The post covers the story of a man who decided to build his own Lamborghini Countach replica in his basement after seeing one in Cannonball Run. If you read the article, it mentions several times how when the car was done, it was "dragged out of the subterranean depths" or "extracted" from his basement. In reading the article, I thought this simply meant that the car had never seen the day of light over the 10 year build period, so they chose their words accordingly to hype the act of the car finally being finished. After finishing the article and looking at the pictures, I noticed that I read too far into it and they meant exactly what they said - the car was literally dragged from the basement after knocking down a section of the house's foundation! All along, I was thinking there was a garage door and a driveway leading up to the basement, but apparently not. I'm pretty passionate about cars (some more than others) and when it came time to build a replica of my favorite, I don't thing the thought of building a car in the basement knowing i'd have to tear a hole in my foundation once it was done and drag the car out would ever enter my mind as reasonable.

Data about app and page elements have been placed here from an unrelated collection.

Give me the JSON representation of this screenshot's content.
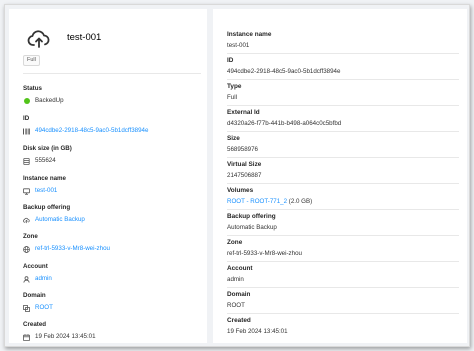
{
  "resource": {
    "icon": "cloud-upload-icon",
    "name": "test-001",
    "type_tag": "Full"
  },
  "left": {
    "status_label": "Status",
    "status_value": "BackedUp",
    "status_color": "#52c41a",
    "id_label": "ID",
    "id_value": "494cdbe2-2918-48c5-9ac0-5b1dcff3894e",
    "disk_label": "Disk size (in GB)",
    "disk_value": "555624",
    "instance_label": "Instance name",
    "instance_value": "test-001",
    "backup_offering_label": "Backup offering",
    "backup_offering_value": "Automatic Backup",
    "zone_label": "Zone",
    "zone_value": "ref-trl-5933-v-Mr8-wei-zhou",
    "account_label": "Account",
    "account_value": "admin",
    "domain_label": "Domain",
    "domain_value": "ROOT",
    "created_label": "Created",
    "created_value": "19 Feb 2024 13:45:01"
  },
  "right": {
    "items": [
      {
        "label": "Instance name",
        "value": "test-001"
      },
      {
        "label": "ID",
        "value": "494cdbe2-2918-48c5-9ac0-5b1dcff3894e"
      },
      {
        "label": "Type",
        "value": "Full"
      },
      {
        "label": "External Id",
        "value": "d4320a26-f77b-441b-b498-a064c0c5bfbd"
      },
      {
        "label": "Size",
        "value": "568958976"
      },
      {
        "label": "Virtual Size",
        "value": "2147506887"
      },
      {
        "label": "Volumes",
        "value_link": "ROOT - ROOT-771_2",
        "value_suffix": " (2.0 GB)"
      },
      {
        "label": "Backup offering",
        "value": "Automatic Backup"
      },
      {
        "label": "Zone",
        "value": "ref-trl-5933-v-Mr8-wei-zhou"
      },
      {
        "label": "Account",
        "value": "admin"
      },
      {
        "label": "Domain",
        "value": "ROOT"
      },
      {
        "label": "Created",
        "value": "19 Feb 2024 13:45:01"
      }
    ]
  },
  "colors": {
    "link": "#1890ff",
    "status_ok": "#52c41a"
  }
}
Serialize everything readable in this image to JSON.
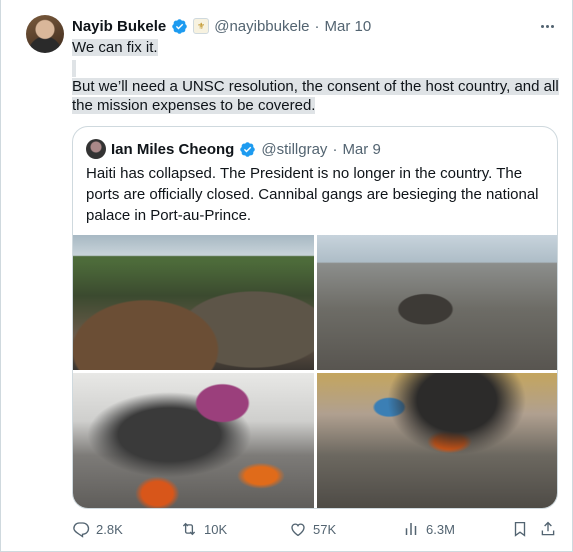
{
  "tweet": {
    "author_name": "Nayib Bukele",
    "handle": "@nayibbukele",
    "separator": "·",
    "date": "Mar 10",
    "text_line1": "We can fix it.",
    "text_line3": "But we’ll need a UNSC resolution, the consent of the host country, and all",
    "text_line4": "the mission expenses to be covered."
  },
  "quoted": {
    "author_name": "Ian Miles Cheong",
    "handle": "@stillgray",
    "separator": "·",
    "date": "Mar 9",
    "text": "Haiti has collapsed. The President is no longer in the country. The ports are officially closed. Cannibal gangs are besieging the national palace in Port-au-Prince."
  },
  "actions": {
    "replies": "2.8K",
    "reposts": "10K",
    "likes": "57K",
    "views": "6.3M"
  },
  "colors": {
    "verified": "#1d9bf0",
    "secondary_text": "#536471",
    "border": "#cfd9de",
    "highlight": "#dfe3e6"
  },
  "icons": [
    "verified-badge-icon",
    "government-badge-icon",
    "more-icon",
    "reply-icon",
    "repost-icon",
    "like-icon",
    "views-icon",
    "bookmark-icon",
    "share-icon"
  ]
}
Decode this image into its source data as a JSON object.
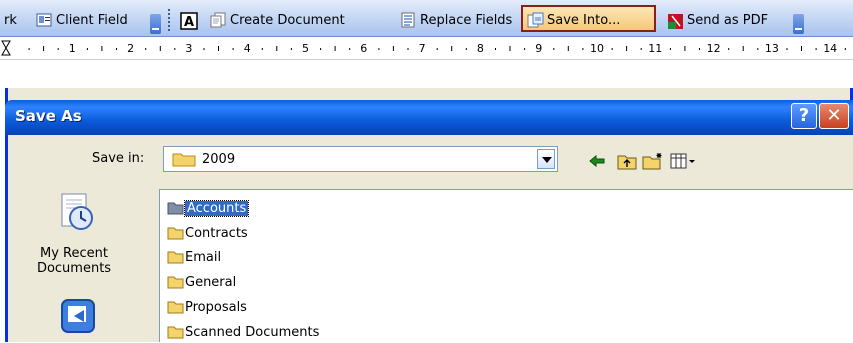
{
  "toolbar": {
    "items": [
      {
        "label": "rk",
        "icon": "truncated-item"
      },
      {
        "label": "Client Field",
        "icon": "client-field-icon"
      },
      {
        "label": "",
        "icon": "text-format-icon"
      },
      {
        "label": "Create Document",
        "icon": "create-document-icon"
      },
      {
        "label": "Replace Fields",
        "icon": "replace-fields-icon"
      },
      {
        "label": "Save Into...",
        "icon": "save-into-icon"
      },
      {
        "label": "Send as PDF",
        "icon": "pdf-icon"
      }
    ],
    "highlight_color": "#8a1e1e"
  },
  "ruler": {
    "numbers": [
      "1",
      "2",
      "3",
      "4",
      "5",
      "6",
      "7",
      "8",
      "9",
      "10",
      "11",
      "12",
      "13",
      "14"
    ]
  },
  "dialog": {
    "title": "Save As",
    "help_label": "?",
    "close_label": "✕",
    "save_in_label": "Save in:",
    "save_in_value": "2009",
    "places": [
      {
        "label": "My Recent Documents",
        "icon": "recent-documents-icon"
      },
      {
        "label": "",
        "icon": "desktop-icon"
      }
    ],
    "folders": [
      "Accounts",
      "Contracts",
      "Email",
      "General",
      "Proposals",
      "Scanned Documents"
    ],
    "selected_folder": "Accounts",
    "titlebar_color": "#0a5fe0",
    "selection_color": "#316ac5"
  }
}
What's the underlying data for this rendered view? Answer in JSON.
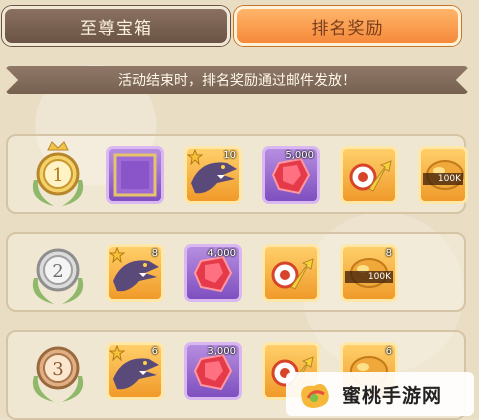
{
  "tabs": [
    {
      "label": "至尊宝箱",
      "active": false
    },
    {
      "label": "排名奖励",
      "active": true
    }
  ],
  "notice": "活动结束时，排名奖励通过邮件发放！",
  "ranks": [
    {
      "rank": 1,
      "items": [
        {
          "name": "purple-frame",
          "quantity": ""
        },
        {
          "name": "raptor-dino",
          "quantity": "10"
        },
        {
          "name": "red-gem",
          "quantity": "5,000"
        },
        {
          "name": "target-arrow-boost",
          "quantity": ""
        },
        {
          "name": "gold-ore",
          "quantity": "",
          "tag": "100K"
        }
      ]
    },
    {
      "rank": 2,
      "items": [
        {
          "name": "raptor-dino",
          "quantity": "8"
        },
        {
          "name": "red-gem",
          "quantity": "4,000"
        },
        {
          "name": "target-arrow-boost",
          "quantity": ""
        },
        {
          "name": "gold-ore",
          "quantity": "8",
          "tag": "100K"
        }
      ]
    },
    {
      "rank": 3,
      "items": [
        {
          "name": "raptor-dino",
          "quantity": "6"
        },
        {
          "name": "red-gem",
          "quantity": "3,000"
        },
        {
          "name": "target-arrow-boost",
          "quantity": ""
        },
        {
          "name": "gold-ore",
          "quantity": "6"
        }
      ]
    }
  ],
  "watermark": "蜜桃手游网",
  "colors": {
    "gold": "#e8b53a",
    "silver": "#c9c9c9",
    "bronze": "#d09a6a",
    "accent": "#f5893a"
  }
}
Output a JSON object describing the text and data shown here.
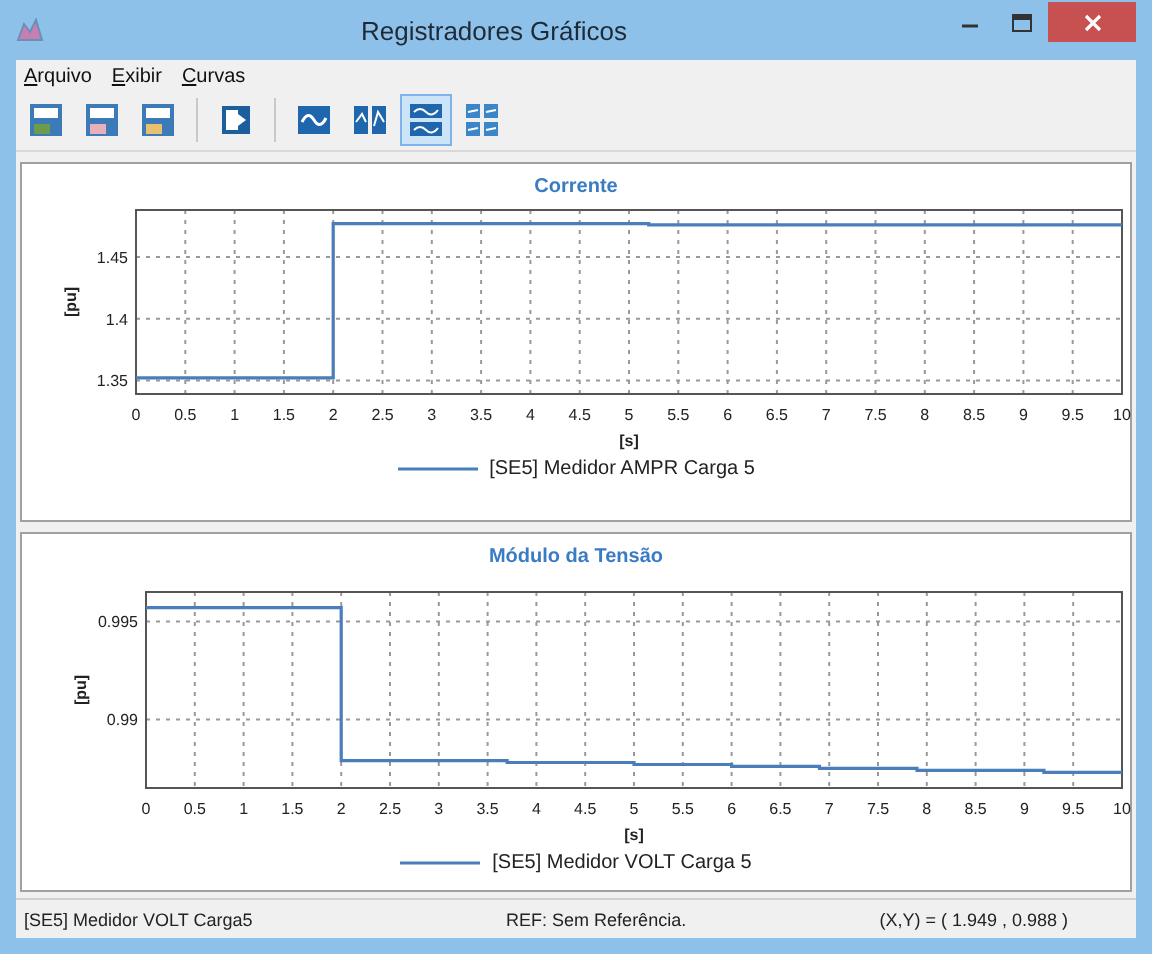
{
  "window": {
    "title": "Registradores Gráficos"
  },
  "menu": [
    "Arquivo",
    "Exibir",
    "Curvas"
  ],
  "toolbar": [
    [
      {
        "kind": "save-data",
        "selected": false
      },
      {
        "kind": "save-chart",
        "selected": false
      },
      {
        "kind": "save-image",
        "selected": false
      }
    ],
    [
      {
        "kind": "export",
        "selected": false
      }
    ],
    [
      {
        "kind": "single-curve",
        "selected": false
      },
      {
        "kind": "dual-curve",
        "selected": false
      },
      {
        "kind": "stacked-curves",
        "selected": true
      },
      {
        "kind": "grid-curves",
        "selected": false
      }
    ]
  ],
  "charts": [
    {
      "chart_data": {
        "type": "line",
        "title": "Corrente",
        "xlabel": "[s]",
        "ylabel": "[pu]",
        "xlim": [
          0,
          10
        ],
        "ylim": [
          1.339,
          1.488
        ],
        "xticks": [
          0,
          0.5,
          1,
          1.5,
          2,
          2.5,
          3,
          3.5,
          4,
          4.5,
          5,
          5.5,
          6,
          6.5,
          7,
          7.5,
          8,
          8.5,
          9,
          9.5,
          10
        ],
        "yticks": [
          1.35,
          1.4,
          1.45
        ],
        "x": [
          0,
          2,
          2,
          5.2,
          5.2,
          10
        ],
        "grid": true,
        "series": [
          {
            "name": "[SE5] Medidor AMPR Carga 5",
            "color": "#4a7ebb",
            "values": [
              1.352,
              1.352,
              1.477,
              1.477,
              1.476,
              1.476
            ]
          }
        ]
      }
    },
    {
      "chart_data": {
        "type": "line",
        "title": "Módulo da Tensão",
        "xlabel": "[s]",
        "ylabel": "[pu]",
        "xlim": [
          0,
          10
        ],
        "ylim": [
          0.9865,
          0.9965
        ],
        "xticks": [
          0,
          0.5,
          1,
          1.5,
          2,
          2.5,
          3,
          3.5,
          4,
          4.5,
          5,
          5.5,
          6,
          6.5,
          7,
          7.5,
          8,
          8.5,
          9,
          9.5,
          10
        ],
        "yticks": [
          0.99,
          0.995
        ],
        "x": [
          0,
          2,
          2,
          3.7,
          3.7,
          5,
          5,
          6,
          6,
          6.9,
          6.9,
          7.9,
          7.9,
          9.2,
          9.2,
          10
        ],
        "grid": true,
        "series": [
          {
            "name": "[SE5] Medidor VOLT Carga 5",
            "color": "#4a7ebb",
            "values": [
              0.9957,
              0.9957,
              0.9879,
              0.9879,
              0.9878,
              0.9878,
              0.9877,
              0.9877,
              0.9876,
              0.9876,
              0.9875,
              0.9875,
              0.9874,
              0.9874,
              0.9873,
              0.9873
            ]
          }
        ]
      }
    }
  ],
  "status_bar": [
    "[SE5] Medidor VOLT Carga5",
    "REF: Sem Referência.",
    "(X,Y) = ( 1.949 , 0.988 )"
  ]
}
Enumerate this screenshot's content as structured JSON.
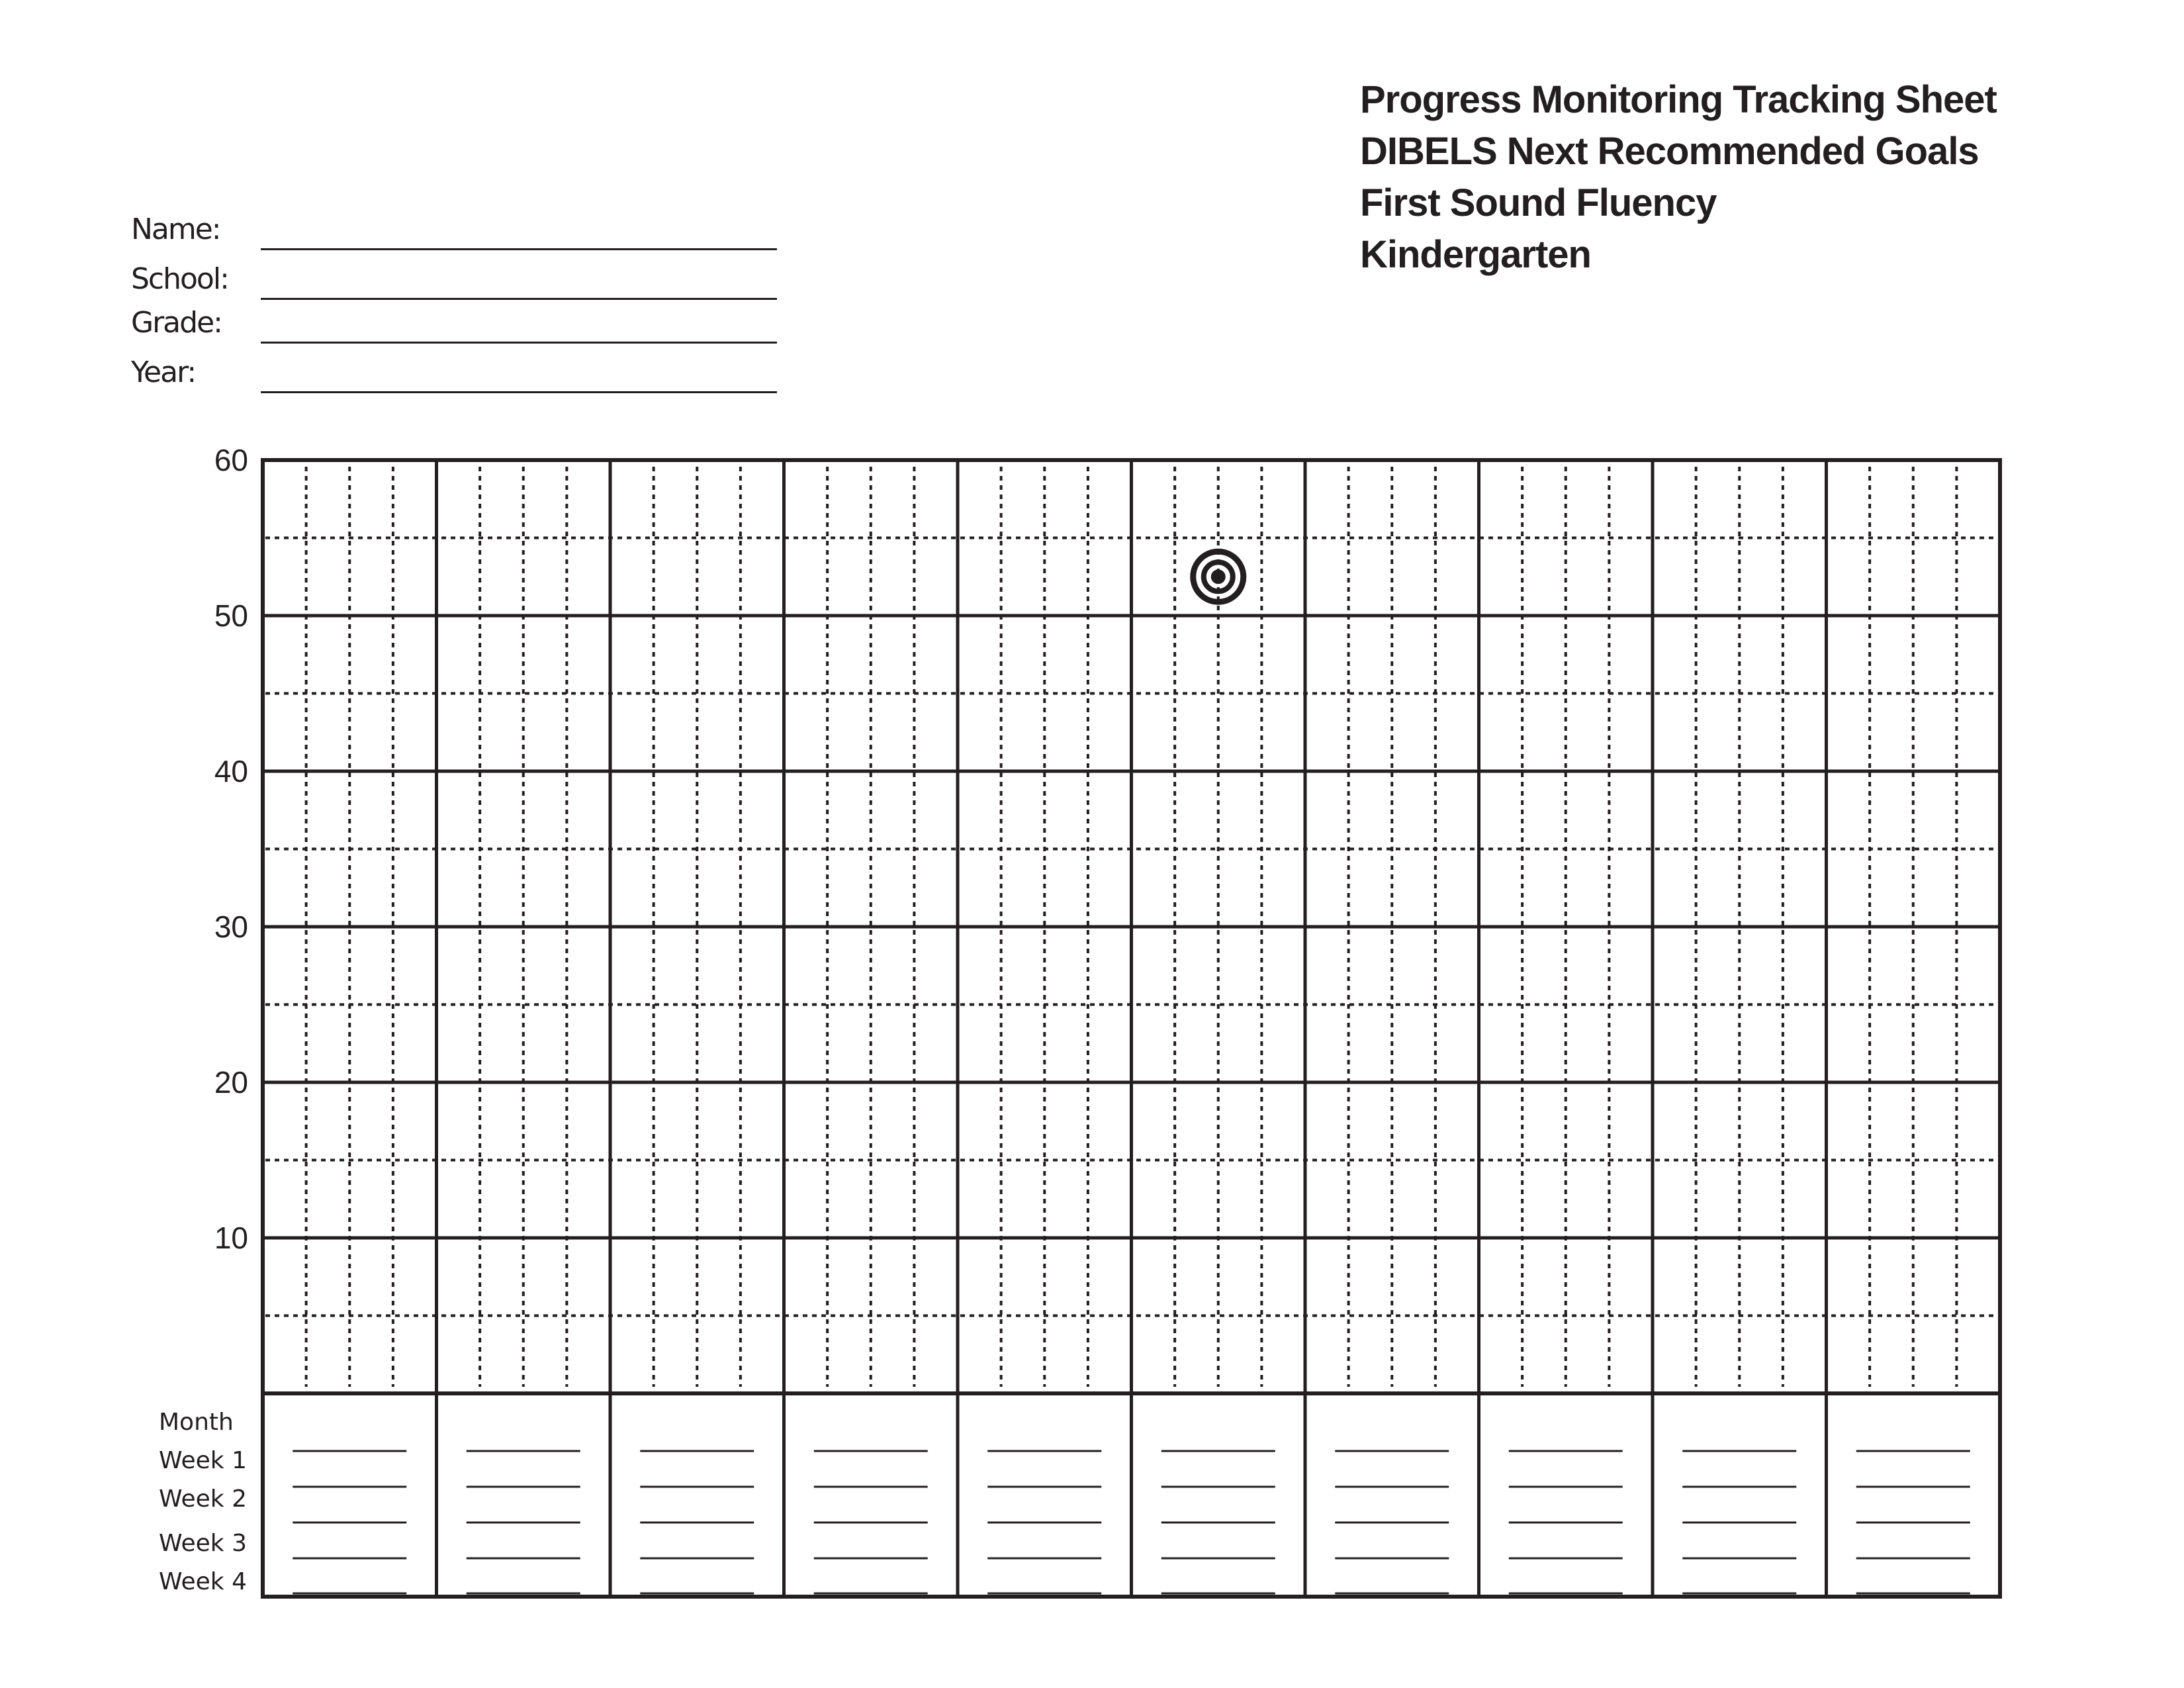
{
  "title_lines": [
    "Progress Monitoring Tracking Sheet",
    "DIBELS Next Recommended Goals",
    "First Sound Fluency",
    "Kindergarten"
  ],
  "form_fields": [
    {
      "label": "Name:",
      "value": ""
    },
    {
      "label": "School:",
      "value": ""
    },
    {
      "label": "Grade:",
      "value": ""
    },
    {
      "label": "Year:",
      "value": ""
    }
  ],
  "chart_data": {
    "type": "scatter",
    "title": "Progress Monitoring Tracking Sheet",
    "xlabel": "",
    "ylabel": "",
    "ylim": [
      0,
      60
    ],
    "y_ticks": [
      60,
      50,
      40,
      30,
      20,
      10
    ],
    "y_minor_step": 5,
    "months": 10,
    "weeks_per_month": 4,
    "grid": true,
    "row_labels": [
      "Month",
      "Week 1",
      "Week 2",
      "Week 3",
      "Week 4"
    ],
    "goal_marker": {
      "icon": "target-icon",
      "month": 6,
      "week": 2,
      "value": 52.5
    },
    "series": []
  },
  "colors": {
    "ink": "#231f20",
    "background": "#ffffff"
  }
}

All the more reason to believe that maybe if there was a build program for the Lamborghini Countach somewhere near his home he may have been able to finish his dream with the same result, but faster and without the headache of worrying that the house would come crashing down on all of his hard work as it was dragged from the basement! This type of passion and dedication to an automotive dream is always inspiring...Go Local!
Love this quote, as it captures the essence of what any person feels when they've been inspired to do the unthinkable, and have their dream come to fruition:
"Actually getting the car out of the basement was pretty straight forward to be honest. I built a skid to put the car on — a trailer without wheels you might say. The rig is basically an angle iron frame designed to make it down into the basement to which I added 4 swivel casters to move the car to the opposite wall. We used an excavator to dig a ramp and then cut the block of the foundation out. We pushed the car to the opening, hooked it up to the excavator and pulled it out. Simple. I was like an expectant father watching it come through the wall. I was literally shaking and running the supposed plan over and over in my head. 'Have I overlooked anything? Is some of the wall going to fall on my work of seventeen years?...' The blankets I covered it with surely wouldn't stop that from happening, but I worried nonetheless, an it was in the end, worry for nothing. It went as smooth as something like this could. The neighbors started gathering around as it emerged, waiting for me to remove the blankets. It was like a artist unwrapping his masterpiece. I had never seen it in the light of day either. As the last blanket and car cover were removed I knew at that moment I had accomplished what I had dreamed about so many years ago and to see it sitting there in front of me was surreal. The whole process took two and a half hours and there it was, my Lamborghini safely in the garage. The next day we filled the hole in the basement with new block in no time it was good as new."